Exercises

For each exercise, aim for 2 to 3 sets of 10.

Squats

Squats

Ball: medium, handles are optional

  • Holding the medicine ball in your hands, place your feet just wider than hip width.
  • Hold the ball in front of your chest as you sit back toward your heels.
  • Slowly stand back up.
  • Repeat.

Walking lunge with twist

Walking Lunge

Ball: medium, handles are optional

  • Hold the medicine ball in your hands and place one foot behind you, bending both knees.
  • Step forward with your back foot and, as you step down, twist your torso to the opposite side, holding the medicine ball at chest height.
  • Repeat on the other side.

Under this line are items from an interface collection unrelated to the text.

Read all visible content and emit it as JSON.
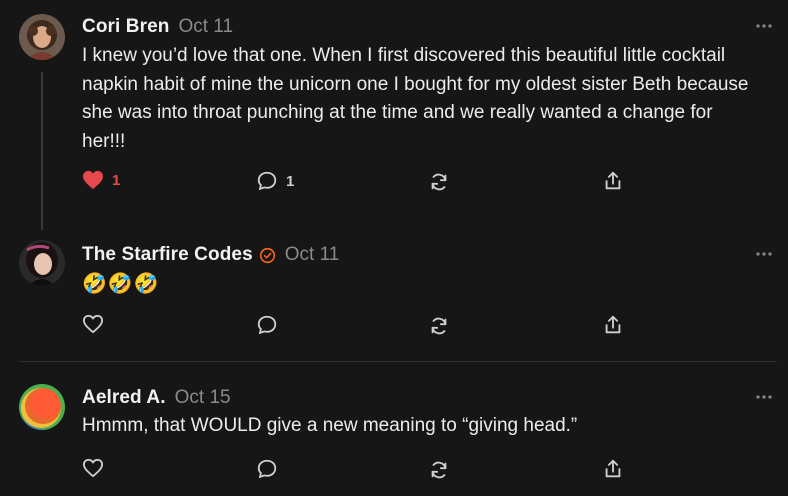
{
  "comments": [
    {
      "author": "Cori Bren",
      "date": "Oct 11",
      "text": "I knew you’d love that one. When I first discovered this beautiful little cocktail napkin habit of mine the unicorn one I bought for my oldest sister Beth because she was into throat punching at the time and we really wanted a change for her!!!",
      "likes": "1",
      "replies": "1",
      "liked": true
    },
    {
      "author": "The Starfire Codes",
      "date": "Oct 11",
      "text": "🤣🤣🤣",
      "verified": true
    },
    {
      "author": "Aelred A.",
      "date": "Oct 15",
      "text": "Hmmm, that WOULD give a new meaning to “giving head.”"
    }
  ],
  "icons": {
    "more": "more-horizontal-icon",
    "like": "heart-icon",
    "reply": "comment-bubble-icon",
    "restack": "restack-icon",
    "share": "share-icon",
    "verified": "verified-badge-icon"
  },
  "colors": {
    "background": "#161616",
    "like_active": "#e5484d",
    "verified": "#ff6719",
    "muted": "#8a8a8a"
  }
}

Throw downs

Throwdowns

Ball: large, rubber or nylon

  • Holding the medicine ball over your head with both hands, engage your core and throw the ball down hard, pulling in at your hips.
  • Pick it up and repeat.

Chops

Chops

Ball: medium, handles are optional

  • Stand with your feet wider than hip-width apart, holding the ball in both hands behind and above your right ear.
  • Push all of your weight into the left foot and with your heel raised, move the ball diagonally down across your body.
  • Hinge at your hip, keeping your abs contracted and back straight, bending your knees.
  • Repeat 10 times and then switch sides.

V sit-ups

Sit-ups

Ball: small to medium, leather or nylon

  • Lie on your back with your feet facing the ceiling and knees bent, holding the ball above and behind your head.
  • Tightly contract your abs and lift your shoulders and head up, bringing your arms toward your feet.
  • Slowly release back.
  • Repeat.

Push-ups

Push-ups

Ball: smaller size, rubber

  • Get into push-up (plank) position with your hands shoulder-width apart on the floor and your feet on the floor behind you.
  • With the medicine ball under one hand, do a push-up.
  • Roll the ball to the other hand and do another push-up.
  • Repeat.

Chest press with toss

Chess press with toss

Ball: small to medium, rubber

  • Lying on your back with your knees bent, hold the medicine ball over your chest.
  • Push your hands straight up over your chest, toss the ball up, and catch it, bringing your arms back down to starting position.
  • Repeat.

Sit-ups with ball toss

Sit-ups toss

Ball: small to medium, rubber

  • Lying on your back, hold the ball above your chest.
  • As you sit up, toss the ball straight up in the air above you and catch it as you bring your torso back to the floor.
  • Repeat.

Medicine ball bridge

Bridge

Ball: medium to large, leather or nylon

  • Lying on your back with your knees bent and your arms by your sides, place your heels on top of the medicine ball.
  • Dig your heels in and lift your bum off the floor, squeezing your gluteals.
  • Slowly lower your hips back down.
  • Repeat.

Medicine ball exercises are a great complement to your strength training routine. By adding some throws, twists, and chops, you can work all angles of your body to take your workout to the next level.

Choosing your ball

The ACSM recommends that people start out with a lighter ball and work their way up to a heavier one as they get stronger. If you are training for sports-specific movements, you will want to mimic the movements with weights that are similar. Start with a lighter ball and work your way up as you get stronger.

For speed

  • smaller
  • lighter

For strength and power training

  • heavier
  • larger

For bouncing activities

  • rubber

Throwing and catching

  • leather or nylon
  • easy to grip
  • not too small

You might also like

Awakening the Olympian Within

Exercise and Aging

Dust Off Your Wheels